As reported by Pitchfork, plans for a TV series of some sort about the deadly Ghost Ship warehouse fire from 2016 have been canceled, following a backlash against writers Michael Chabon and Ayelet Waldman. The Ghost Ship was the name given to a popular DIY venue in Oakland, California, where 36 people were killed when a fire broke out. The building didn’t have sufficient fire extinguishers and infamously used a stack of wooden pallets as a makeshift staircase.

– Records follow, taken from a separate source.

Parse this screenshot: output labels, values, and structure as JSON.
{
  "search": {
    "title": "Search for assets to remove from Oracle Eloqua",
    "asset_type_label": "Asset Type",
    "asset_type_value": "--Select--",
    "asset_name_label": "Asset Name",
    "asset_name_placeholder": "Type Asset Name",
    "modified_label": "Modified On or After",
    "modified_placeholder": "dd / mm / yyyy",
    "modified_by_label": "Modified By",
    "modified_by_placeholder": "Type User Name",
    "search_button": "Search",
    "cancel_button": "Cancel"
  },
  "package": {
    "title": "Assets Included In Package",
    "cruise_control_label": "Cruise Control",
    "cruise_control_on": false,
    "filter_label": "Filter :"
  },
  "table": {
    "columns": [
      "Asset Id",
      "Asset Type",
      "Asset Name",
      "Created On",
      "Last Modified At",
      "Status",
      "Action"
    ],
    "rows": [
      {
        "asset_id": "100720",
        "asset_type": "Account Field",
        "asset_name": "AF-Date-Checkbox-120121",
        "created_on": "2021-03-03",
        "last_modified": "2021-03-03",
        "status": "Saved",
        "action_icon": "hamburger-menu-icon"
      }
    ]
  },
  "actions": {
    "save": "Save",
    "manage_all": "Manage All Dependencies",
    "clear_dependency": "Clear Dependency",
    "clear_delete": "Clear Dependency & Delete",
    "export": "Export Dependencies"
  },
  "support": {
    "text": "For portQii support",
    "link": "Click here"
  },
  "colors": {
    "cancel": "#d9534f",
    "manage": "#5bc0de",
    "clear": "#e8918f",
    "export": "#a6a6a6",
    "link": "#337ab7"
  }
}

Last summer, Ghost Ship founder Derick Almena and creative director Max Harris made plea deals that helped them both avoid prison sentences longer than 10 years, a decision that was criticized by the families of the victims at the time because of the way it made the victims’ lives seem “lessened,” but back in September, Harris was acquitted on all charges and Almena’s jury was deadlocked (meaning he’ll be retried in the future).
Basically, the fire and its aftermath are still ongoing issues, and people who knew the victims spent the last few days expressing their disappointment to Chabon and Waldman that the fire was being made into a TV show. In response, Waldman posted a brief Twitter thread explaining that the messages have convinced them to “reconsider telling the story of the Ghost Ship,” saying the appeals were “heartbreaking” and forced them to change their minds about developing the project. Instead, they will “leave the families and survivors to their grief and their loss, in the fervent hope that someday they find not just comfort but also a measure of justice.”